4;5 Say It Don’t SPRAY It! for Wellness + Happyness #7PH

On this Lifestyle Pathway towards healing and wellness, keep in mind that everyone you meet is also going through something you may not know about.  So when you are feeling totally down in the dumps, and life is just super crappy, be careful of TMI.  TMI is an acronym for To Much Information.  Being sensitive to your voice and who is in earshot of  your stories is imperative, especially when you are in so much pain.  This happens in varying degrees depending on the amount of pain you may be experiencing.

Just the other day I was having dinner with two friends and one is also a breast cancer survivor like me, and the other is not.  Yet, my survivor friend and I have our own dialogue about life in general, so when our new friend heard us talking about our time in cancer therapy, she was obviously a bit uncomfortable.  When I saw her face, I apologized and quickly tried to change the subject.  In other situations, when we talk about survivor stories with non-survivors in the audience, they may respond with compassion or empathy.  You just never know how other people perceive conversations about obstacles and overcoming them.  Being sensitive to the situation is best for communication, especially when you have a message of hope!

In my opinion, Say it don’t spray it is when you are in dire pain and feel like no one is listening and before you know it, you’ve over shared your story with anyone that will listen.  And in terms of wellness and happyness, scientific studies have shown that a large percentage of cancer patients have had an emotionally catastrophic incident within two years of their diagnosis.  This could be a major transition in life like a major loss including loved ones from a divorce or death, or even a large move which drastically changes your lifestyle.  The point is to be aware of these signs in yourself and people around you, just in case they may need to seek doctors care to help resolve some of these issues and manage pain.

Personally, I was incredibly angry at my life as it kept falling apart piece by piece, and just when I’d get used to my new existence, something else would break.  Just when I thought I had hit rock bottom, there was a new depth to figure out.  I was spinning out of control and within two  years almost to the day of three major issues, I was diagnosed with breast cancer.  Anger is only a thought which means it can be changed.  But sometimes no one can tell you otherwise.  Teaching from experience is my way of sharing hope that if this sounds like you or a loved one, that you can get the support you need to overcome the obstacle before your health gets worse.

www.ChangeCycle.com gives a great definition of change that starts with Stage 1 which includes Loss, with feelings of fear, thoughts of cautiousness and where behavior is paralyzed.  Then to Stage 2 which is Doubt including feelings of resentment, thoughts of skepticism, and behavior is resistant.  Stage 3 is Discomfort with feelings of anxiety, thoughts are confused and behavior is unproductive.
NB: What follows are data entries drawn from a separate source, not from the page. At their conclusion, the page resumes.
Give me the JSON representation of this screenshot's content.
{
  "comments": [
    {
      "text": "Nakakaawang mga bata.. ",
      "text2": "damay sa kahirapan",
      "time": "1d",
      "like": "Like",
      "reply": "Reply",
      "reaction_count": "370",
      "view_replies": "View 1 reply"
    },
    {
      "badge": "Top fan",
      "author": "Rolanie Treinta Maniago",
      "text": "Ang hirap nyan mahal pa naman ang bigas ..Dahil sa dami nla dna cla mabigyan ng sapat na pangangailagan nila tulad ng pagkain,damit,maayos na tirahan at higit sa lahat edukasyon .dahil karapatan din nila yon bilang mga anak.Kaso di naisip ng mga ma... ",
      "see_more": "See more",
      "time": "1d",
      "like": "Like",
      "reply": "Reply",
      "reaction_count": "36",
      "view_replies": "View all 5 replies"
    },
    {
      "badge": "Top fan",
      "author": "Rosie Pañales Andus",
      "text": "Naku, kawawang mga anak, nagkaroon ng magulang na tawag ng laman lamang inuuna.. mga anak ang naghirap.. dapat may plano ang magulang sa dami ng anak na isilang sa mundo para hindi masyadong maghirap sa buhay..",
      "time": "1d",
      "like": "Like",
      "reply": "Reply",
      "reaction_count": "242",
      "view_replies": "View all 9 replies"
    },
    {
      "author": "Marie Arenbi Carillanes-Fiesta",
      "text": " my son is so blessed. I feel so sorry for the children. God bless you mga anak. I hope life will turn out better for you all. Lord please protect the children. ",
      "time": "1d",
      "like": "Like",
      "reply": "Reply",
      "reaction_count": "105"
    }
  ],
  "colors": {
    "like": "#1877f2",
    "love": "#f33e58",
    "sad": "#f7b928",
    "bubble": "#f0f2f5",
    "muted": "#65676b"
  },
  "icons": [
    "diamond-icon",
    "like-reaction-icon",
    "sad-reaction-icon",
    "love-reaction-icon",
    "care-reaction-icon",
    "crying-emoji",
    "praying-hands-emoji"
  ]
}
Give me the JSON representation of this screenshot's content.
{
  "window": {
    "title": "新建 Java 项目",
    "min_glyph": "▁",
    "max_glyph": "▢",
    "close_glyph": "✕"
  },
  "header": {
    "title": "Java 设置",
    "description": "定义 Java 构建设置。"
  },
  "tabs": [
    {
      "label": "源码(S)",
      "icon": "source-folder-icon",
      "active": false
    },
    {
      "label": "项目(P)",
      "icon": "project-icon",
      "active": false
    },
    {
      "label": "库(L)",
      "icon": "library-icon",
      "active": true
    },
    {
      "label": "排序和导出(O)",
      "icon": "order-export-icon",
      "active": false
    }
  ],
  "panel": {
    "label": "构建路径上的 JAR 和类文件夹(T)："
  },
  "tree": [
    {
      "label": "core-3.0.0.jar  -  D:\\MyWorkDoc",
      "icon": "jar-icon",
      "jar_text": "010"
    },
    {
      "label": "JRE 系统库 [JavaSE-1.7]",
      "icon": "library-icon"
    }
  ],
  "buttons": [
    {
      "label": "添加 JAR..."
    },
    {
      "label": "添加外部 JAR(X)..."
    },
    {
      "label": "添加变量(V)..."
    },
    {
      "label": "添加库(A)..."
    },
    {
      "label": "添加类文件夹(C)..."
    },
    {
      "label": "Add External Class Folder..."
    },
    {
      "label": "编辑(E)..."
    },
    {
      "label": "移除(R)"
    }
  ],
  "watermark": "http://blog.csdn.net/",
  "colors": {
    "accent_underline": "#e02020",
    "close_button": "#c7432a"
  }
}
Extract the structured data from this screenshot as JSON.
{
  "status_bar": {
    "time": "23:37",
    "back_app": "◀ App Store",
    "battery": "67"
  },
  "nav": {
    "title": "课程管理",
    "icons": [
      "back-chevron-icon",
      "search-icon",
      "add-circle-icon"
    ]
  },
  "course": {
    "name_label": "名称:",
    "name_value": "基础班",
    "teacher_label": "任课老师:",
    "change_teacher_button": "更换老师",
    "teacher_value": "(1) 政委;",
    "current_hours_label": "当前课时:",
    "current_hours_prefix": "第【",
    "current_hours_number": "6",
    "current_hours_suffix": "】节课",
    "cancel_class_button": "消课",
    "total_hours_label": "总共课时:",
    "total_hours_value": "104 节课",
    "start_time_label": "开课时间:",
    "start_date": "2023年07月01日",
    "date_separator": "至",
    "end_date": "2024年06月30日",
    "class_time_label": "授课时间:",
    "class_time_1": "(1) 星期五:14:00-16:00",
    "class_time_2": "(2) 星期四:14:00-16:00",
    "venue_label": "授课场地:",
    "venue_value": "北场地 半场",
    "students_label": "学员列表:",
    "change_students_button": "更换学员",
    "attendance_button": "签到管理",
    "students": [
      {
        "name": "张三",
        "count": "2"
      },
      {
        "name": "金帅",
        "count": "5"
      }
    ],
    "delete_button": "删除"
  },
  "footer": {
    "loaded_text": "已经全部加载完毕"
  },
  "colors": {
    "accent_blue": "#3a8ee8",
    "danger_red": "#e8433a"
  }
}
Then to Stage 4 which is Discovery with feelings of anticipation, thoughts are resourceful and behavior is energized.  Then to Stage 5 which is Understanding with feelings of confidence, thoughts are pragmatic and behavior is productive.  And finally, Stage 6 is Integration with feelings of satisfaction, thoughts are focused and behavior is generous.  Change does have it’s own set of steps and understanding where you are in the process can give you the tools you need to make progress towards a complete change.  Take care of your yourself.